Web page and app entries
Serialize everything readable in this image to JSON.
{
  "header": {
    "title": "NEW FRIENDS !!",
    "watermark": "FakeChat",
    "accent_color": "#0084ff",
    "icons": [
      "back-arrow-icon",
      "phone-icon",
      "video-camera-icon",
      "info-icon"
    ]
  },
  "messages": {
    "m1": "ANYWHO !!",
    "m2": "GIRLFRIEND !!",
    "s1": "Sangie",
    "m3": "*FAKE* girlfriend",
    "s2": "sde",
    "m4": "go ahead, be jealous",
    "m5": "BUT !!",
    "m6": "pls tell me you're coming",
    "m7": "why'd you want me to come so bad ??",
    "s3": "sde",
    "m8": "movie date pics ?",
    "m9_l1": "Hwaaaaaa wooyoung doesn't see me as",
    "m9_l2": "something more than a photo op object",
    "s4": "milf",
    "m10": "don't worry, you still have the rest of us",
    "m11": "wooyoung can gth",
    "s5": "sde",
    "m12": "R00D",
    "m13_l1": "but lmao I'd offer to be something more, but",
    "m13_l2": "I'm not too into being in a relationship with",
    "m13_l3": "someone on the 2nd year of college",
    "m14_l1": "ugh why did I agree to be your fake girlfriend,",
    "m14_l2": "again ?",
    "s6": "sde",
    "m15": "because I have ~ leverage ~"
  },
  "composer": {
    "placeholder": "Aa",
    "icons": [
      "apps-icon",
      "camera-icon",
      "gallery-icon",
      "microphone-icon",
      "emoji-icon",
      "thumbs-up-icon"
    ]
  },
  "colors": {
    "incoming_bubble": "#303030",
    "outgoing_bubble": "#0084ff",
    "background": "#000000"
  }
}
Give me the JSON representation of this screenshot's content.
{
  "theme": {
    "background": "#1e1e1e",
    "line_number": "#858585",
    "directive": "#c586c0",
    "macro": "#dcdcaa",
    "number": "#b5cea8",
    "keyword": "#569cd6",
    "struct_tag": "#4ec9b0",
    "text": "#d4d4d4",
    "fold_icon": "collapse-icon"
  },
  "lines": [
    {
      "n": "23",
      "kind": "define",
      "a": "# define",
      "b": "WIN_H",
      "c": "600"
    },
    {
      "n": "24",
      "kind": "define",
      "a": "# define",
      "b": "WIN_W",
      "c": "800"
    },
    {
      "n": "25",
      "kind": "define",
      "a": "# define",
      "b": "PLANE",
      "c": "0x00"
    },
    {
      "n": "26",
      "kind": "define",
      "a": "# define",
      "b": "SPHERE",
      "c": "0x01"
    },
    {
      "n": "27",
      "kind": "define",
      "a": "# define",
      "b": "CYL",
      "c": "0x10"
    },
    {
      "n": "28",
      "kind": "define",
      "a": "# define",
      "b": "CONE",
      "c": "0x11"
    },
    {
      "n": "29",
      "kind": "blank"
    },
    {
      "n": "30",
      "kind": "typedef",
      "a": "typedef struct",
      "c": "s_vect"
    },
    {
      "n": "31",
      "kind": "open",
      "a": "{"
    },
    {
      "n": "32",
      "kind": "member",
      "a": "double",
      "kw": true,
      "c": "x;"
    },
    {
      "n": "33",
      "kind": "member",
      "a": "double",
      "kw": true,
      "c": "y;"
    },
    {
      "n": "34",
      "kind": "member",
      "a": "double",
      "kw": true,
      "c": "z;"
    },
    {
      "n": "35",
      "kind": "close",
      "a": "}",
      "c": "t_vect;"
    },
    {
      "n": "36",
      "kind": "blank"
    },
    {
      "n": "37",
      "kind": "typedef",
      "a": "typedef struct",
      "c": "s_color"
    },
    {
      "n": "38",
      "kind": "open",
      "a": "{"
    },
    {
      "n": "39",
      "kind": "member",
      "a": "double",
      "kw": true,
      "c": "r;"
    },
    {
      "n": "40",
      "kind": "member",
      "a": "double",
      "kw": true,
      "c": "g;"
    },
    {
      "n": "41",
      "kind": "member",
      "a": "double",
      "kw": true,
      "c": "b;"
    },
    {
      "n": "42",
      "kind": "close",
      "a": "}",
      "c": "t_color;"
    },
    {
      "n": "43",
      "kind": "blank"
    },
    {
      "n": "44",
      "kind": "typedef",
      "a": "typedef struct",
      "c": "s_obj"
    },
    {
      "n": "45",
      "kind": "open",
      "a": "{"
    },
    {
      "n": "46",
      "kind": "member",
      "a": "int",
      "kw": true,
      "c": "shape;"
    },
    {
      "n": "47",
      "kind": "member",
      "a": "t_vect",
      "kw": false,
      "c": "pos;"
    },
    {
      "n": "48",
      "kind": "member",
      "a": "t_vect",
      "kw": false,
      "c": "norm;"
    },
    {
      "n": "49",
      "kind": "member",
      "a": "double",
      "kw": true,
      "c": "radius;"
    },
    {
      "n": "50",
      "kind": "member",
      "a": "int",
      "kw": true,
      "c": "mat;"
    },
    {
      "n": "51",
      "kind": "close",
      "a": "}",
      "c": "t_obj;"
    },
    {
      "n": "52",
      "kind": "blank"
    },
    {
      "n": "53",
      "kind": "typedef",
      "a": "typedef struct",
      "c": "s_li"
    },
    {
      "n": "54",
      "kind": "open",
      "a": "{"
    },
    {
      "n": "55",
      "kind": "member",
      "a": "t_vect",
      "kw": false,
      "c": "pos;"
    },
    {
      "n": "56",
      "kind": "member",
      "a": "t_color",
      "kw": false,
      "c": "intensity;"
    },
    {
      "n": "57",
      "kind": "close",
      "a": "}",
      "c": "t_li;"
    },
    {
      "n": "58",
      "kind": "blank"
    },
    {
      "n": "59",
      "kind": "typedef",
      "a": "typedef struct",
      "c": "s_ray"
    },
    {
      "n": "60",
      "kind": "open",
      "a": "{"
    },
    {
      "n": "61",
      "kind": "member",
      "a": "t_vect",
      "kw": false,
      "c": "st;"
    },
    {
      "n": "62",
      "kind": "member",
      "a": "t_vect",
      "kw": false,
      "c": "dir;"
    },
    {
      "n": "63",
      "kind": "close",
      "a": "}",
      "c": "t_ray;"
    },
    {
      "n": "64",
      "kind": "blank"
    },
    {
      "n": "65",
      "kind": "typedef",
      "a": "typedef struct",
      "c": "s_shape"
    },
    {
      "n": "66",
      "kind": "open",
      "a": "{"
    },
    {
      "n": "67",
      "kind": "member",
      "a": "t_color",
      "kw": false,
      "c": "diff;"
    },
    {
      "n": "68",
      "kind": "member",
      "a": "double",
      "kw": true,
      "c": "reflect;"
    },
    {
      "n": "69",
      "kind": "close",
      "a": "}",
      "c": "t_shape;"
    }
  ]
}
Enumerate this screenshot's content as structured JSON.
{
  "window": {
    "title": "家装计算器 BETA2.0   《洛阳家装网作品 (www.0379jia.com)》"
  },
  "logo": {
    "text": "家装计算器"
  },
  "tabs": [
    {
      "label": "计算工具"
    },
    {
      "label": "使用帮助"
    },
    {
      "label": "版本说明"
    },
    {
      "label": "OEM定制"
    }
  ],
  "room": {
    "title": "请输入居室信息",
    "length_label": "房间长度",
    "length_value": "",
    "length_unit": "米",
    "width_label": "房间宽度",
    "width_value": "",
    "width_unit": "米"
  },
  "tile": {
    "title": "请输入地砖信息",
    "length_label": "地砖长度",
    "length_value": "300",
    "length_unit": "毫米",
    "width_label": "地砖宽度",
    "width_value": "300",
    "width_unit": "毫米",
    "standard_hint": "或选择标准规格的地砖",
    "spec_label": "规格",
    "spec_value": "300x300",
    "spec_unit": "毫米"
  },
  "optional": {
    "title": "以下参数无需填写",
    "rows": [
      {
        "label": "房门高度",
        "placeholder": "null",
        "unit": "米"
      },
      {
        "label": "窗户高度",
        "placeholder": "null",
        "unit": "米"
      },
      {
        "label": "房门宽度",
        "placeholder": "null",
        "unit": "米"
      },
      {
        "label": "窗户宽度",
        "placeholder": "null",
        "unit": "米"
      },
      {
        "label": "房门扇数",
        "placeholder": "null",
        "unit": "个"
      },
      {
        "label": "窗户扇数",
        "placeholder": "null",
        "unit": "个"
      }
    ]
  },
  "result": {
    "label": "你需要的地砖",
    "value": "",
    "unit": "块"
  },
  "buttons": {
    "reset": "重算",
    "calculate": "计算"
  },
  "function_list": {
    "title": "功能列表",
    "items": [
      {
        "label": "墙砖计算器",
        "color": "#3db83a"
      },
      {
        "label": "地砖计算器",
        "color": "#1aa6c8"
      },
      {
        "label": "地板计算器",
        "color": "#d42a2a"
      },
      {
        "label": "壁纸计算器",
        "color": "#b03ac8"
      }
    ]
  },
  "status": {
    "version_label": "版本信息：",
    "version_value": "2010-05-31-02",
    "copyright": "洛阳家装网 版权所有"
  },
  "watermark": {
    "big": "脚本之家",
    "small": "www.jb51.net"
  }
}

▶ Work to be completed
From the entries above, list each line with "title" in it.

▶ Result for this task
    "title": "NEW FRIENDS !!",
    "title": "家装计算器 BETA2.0   《洛阳家装网作品 (www.0379jia.com)》"
    "title": "请输入居室信息",
    "title": "请输入地砖信息",
    "title": "以下参数无需填写",
    "title": "功能列表",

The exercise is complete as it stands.